Agents of (Incremental) Change: From Myra Bradwell to Hillary Clinton

“Agents of (Incremental) Change: from Myra Bradwell to Hillary Clinton”
by Gwen Hoerr Jordan
9 Nevada Law Journal 580 (2009)

“In this Article, the author asserts that after the Civil War, when the race and gender hierarchies that ordered American society were vulnerable, a little-studied collection of activist women lawyers led a law reform movement that established women’s rights incrementally. They were among those thinking about and experimenting with different ways of framing, securing, and enforcing women’s full and equal citizenship rights. As lawyers, licensed members of the legal profession, they operated within the conventional institutions of power – lobbying the legislatures to enact new laws and urging judges to implement a new form of legal reasoning that supported their claims. As women, members of a disfranchised group, they operated within nongovernmental women’s associations – gathering support for their law reform campaigns and using their social capital to pressure governmental institutions to grant women rights.

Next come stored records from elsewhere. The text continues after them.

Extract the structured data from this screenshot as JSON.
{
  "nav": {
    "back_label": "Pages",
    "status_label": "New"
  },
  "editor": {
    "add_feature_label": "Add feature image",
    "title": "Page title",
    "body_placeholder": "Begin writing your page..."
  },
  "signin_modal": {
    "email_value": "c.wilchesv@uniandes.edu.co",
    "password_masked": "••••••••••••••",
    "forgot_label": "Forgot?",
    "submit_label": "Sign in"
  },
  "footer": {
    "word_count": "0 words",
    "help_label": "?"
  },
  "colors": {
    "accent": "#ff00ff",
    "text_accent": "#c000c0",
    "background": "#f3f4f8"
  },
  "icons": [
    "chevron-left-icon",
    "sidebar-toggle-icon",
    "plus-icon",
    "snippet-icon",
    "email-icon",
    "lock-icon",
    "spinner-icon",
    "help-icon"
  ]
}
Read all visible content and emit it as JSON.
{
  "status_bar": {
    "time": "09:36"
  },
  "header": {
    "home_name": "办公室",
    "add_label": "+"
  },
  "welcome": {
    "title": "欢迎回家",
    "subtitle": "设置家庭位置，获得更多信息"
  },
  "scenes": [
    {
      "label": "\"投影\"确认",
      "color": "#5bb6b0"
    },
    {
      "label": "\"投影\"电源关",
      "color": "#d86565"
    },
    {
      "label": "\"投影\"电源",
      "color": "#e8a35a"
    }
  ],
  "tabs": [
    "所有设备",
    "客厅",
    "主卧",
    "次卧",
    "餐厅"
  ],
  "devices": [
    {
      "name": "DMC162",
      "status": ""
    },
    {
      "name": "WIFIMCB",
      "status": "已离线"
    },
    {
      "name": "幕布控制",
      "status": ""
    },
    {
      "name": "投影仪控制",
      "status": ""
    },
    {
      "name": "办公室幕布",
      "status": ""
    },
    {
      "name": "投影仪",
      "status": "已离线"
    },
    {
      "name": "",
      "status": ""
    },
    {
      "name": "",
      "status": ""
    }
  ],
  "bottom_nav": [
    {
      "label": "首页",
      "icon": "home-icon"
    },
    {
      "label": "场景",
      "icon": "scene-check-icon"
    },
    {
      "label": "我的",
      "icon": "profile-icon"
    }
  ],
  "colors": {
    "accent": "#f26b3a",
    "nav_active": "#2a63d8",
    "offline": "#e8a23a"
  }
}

The author argues that these nineteenth-century law reform campaigns laid the foundation for the campaigns of the twentieth-century women’s rights movement that incrementally transformed the legal status of women in America from a position of subordinate inequality to a formal equality, but have not been effective in securing women’s substantive equality.”

This entry was posted in Blog, Recent Articles and tagged , . Bookmark the permalink.

Comments are closed.